News & Politics

The Years-Long Quest to Get Maryland-Flag Crocs Made Is Not Over

A two-year-old petition continues to garner signatures.

Notably missing: A Maryland flag. Photograph by Lya_Cattel/Getty.

Imagine a world where you never have to say you love the state of Maryland. Instead, your footwear will do all the talking for you.

A two-year-old petition envisions that future in an attempt to get the iconic flag emblazoned on a pair of Crocs. “Everyone loves crocs!” reads the petition. “Marylanders also love their flag so why not have the 2 best things put together!?” The dated petition is still receiving signatures as recently as today, highlighting the continued urgency for Crocs that bear the classic cross bottony and diagonal checks.

At the petition’s genesis, Crocs were still squeaking away from being a fashion punchline. However, the foam shoes have experienced a recent renaissance, thanks in part to Gen-Z sensibilities. If there ever was a time to put efforts to represent the Old Line State via boating clog, now is the moment.


There do appear to be some Maryland-flag clogs on the market, albeit none sold by the Croc company itself. You can customize a set of Crocs on the official website, but that requires a 24-pair minimum—a number that actually works for the 44 petition signees at the time of publications.

Crocs are, of course, the ideal footwear for all sorts of Maryland activities. Writing an expletive-laden email to your University of Maryland sorority sisters? You’re going to want to look your best IN FRONT OF SIGMA NU BROTHERS. Painting a friend’s door in the likeness of a massive Old Bay tin? That’s a lot of time on your feet, so you’ll need a comfy sole to cradle that arch. Getting ready to crush a beer can against your head to shotgun it? Throw the strap into sport mode for that one.

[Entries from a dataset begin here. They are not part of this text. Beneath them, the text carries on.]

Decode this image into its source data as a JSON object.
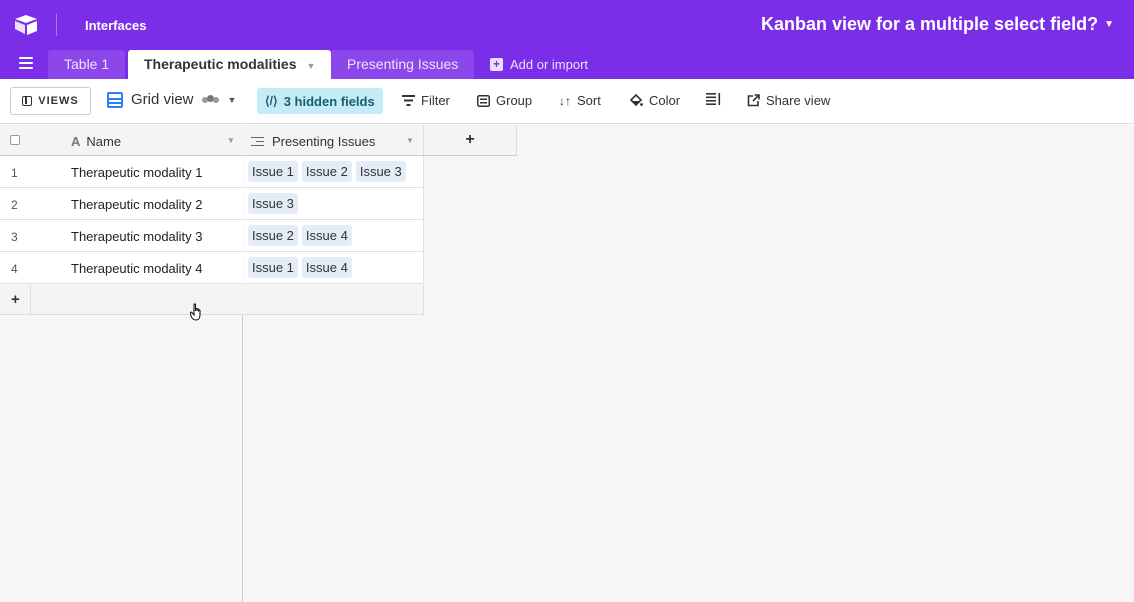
{
  "topbar": {
    "interfaces_label": "Interfaces",
    "base_title": "Kanban view for a multiple select field?",
    "accent_color": "#7b2ee8"
  },
  "tabs": [
    {
      "label": "Table 1",
      "active": false
    },
    {
      "label": "Therapeutic modalities",
      "active": true
    },
    {
      "label": "Presenting Issues",
      "active": false
    }
  ],
  "add_import_label": "Add or import",
  "toolbar": {
    "views_label": "VIEWS",
    "view_name": "Grid view",
    "hidden_fields": "3 hidden fields",
    "filter": "Filter",
    "group": "Group",
    "sort": "Sort",
    "color": "Color",
    "share_view": "Share view"
  },
  "table": {
    "columns": [
      "Name",
      "Presenting Issues"
    ],
    "rows": [
      {
        "num": "1",
        "name": "Therapeutic modality 1",
        "issues": [
          "Issue 1",
          "Issue 2",
          "Issue 3"
        ]
      },
      {
        "num": "2",
        "name": "Therapeutic modality 2",
        "issues": [
          "Issue 3"
        ]
      },
      {
        "num": "3",
        "name": "Therapeutic modality 3",
        "issues": [
          "Issue 2",
          "Issue 4"
        ]
      },
      {
        "num": "4",
        "name": "Therapeutic modality 4",
        "issues": [
          "Issue 1",
          "Issue 4"
        ]
      }
    ],
    "add_field_symbol": "+",
    "add_row_symbol": "+"
  }
}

In conclusion, it’s about time we give the Maryland flag the respect it deserves—by putting it on a pair of rubbery clogs.

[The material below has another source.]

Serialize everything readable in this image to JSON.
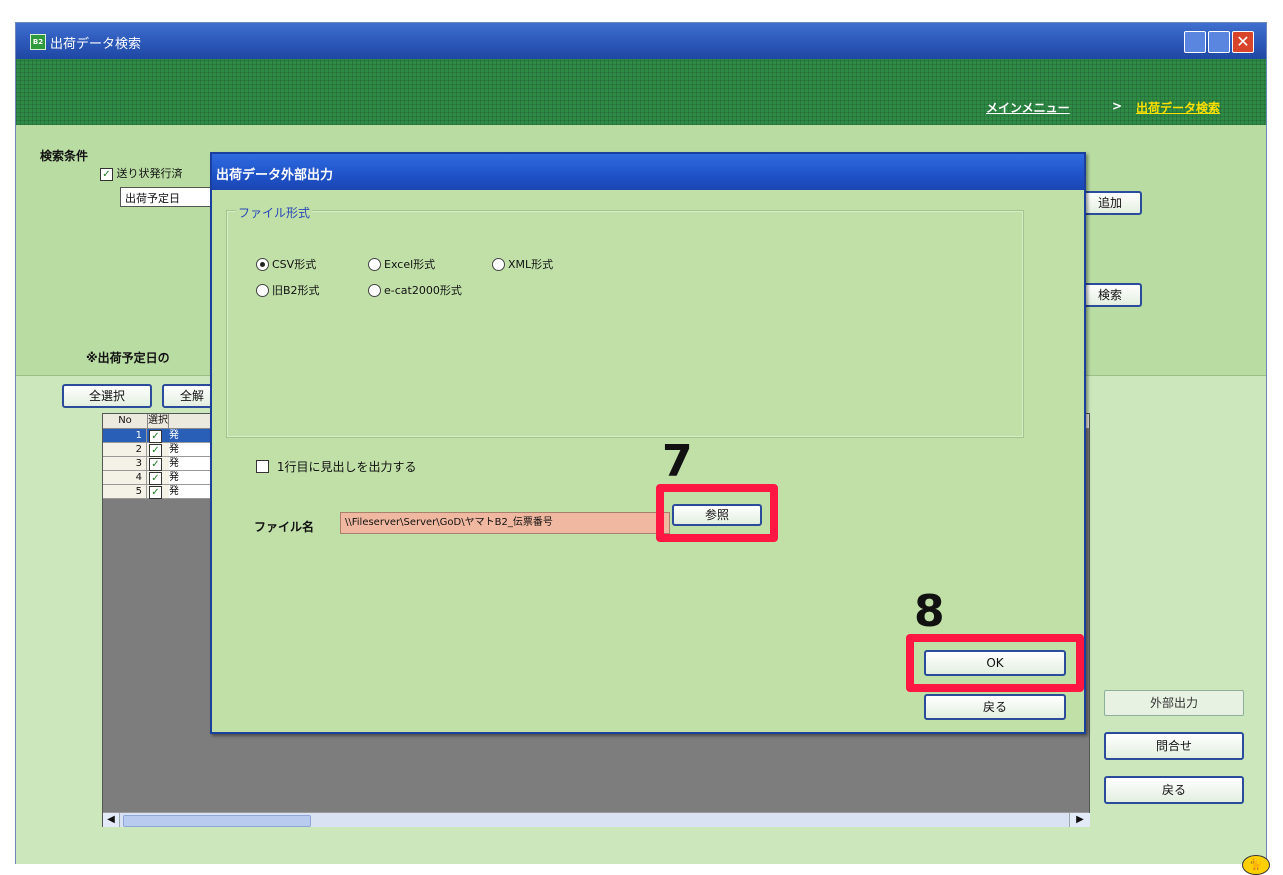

Daniella Byck
Lifestyle Editor

Daniella Byck joined Washingtonian in 2022. She was previously with Outside Magazine and lives in Northeast DC.